**Aim of the task:**
Each entry below should be written out exactly as it is, with no pictures.

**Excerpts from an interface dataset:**
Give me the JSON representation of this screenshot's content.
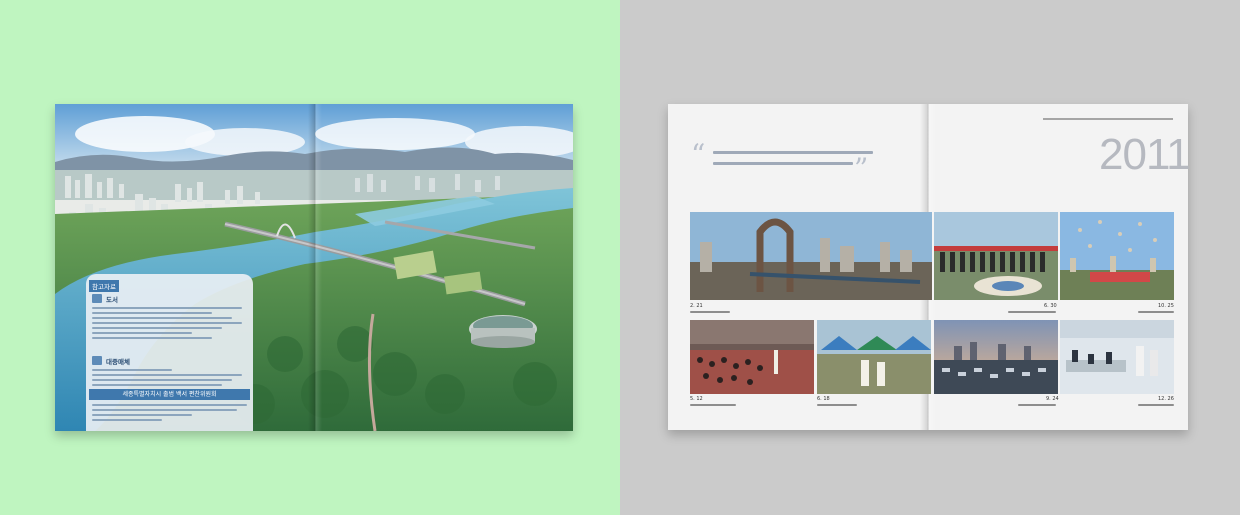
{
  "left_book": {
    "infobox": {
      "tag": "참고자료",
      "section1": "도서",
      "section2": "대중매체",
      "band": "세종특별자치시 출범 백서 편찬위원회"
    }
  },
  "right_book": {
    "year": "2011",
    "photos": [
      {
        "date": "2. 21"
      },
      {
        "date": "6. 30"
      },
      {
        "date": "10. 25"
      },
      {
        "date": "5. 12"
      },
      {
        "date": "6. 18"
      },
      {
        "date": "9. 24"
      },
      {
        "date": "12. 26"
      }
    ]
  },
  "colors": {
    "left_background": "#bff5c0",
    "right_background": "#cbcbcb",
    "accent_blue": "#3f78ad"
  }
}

**Answer section:**
Give me the JSON representation of this screenshot's content.
{
  "left_book": {
    "infobox": {
      "tag": "참고자료",
      "section1": "도서",
      "section2": "대중매체",
      "band": "세종특별자치시 출범 백서 편찬위원회"
    }
  },
  "right_book": {
    "year": "2011",
    "photos": [
      {
        "date": "2. 21"
      },
      {
        "date": "6. 30"
      },
      {
        "date": "10. 25"
      },
      {
        "date": "5. 12"
      },
      {
        "date": "6. 18"
      },
      {
        "date": "9. 24"
      },
      {
        "date": "12. 26"
      }
    ]
  },
  "colors": {
    "left_background": "#bff5c0",
    "right_background": "#cbcbcb",
    "accent_blue": "#3f78ad"
  }
}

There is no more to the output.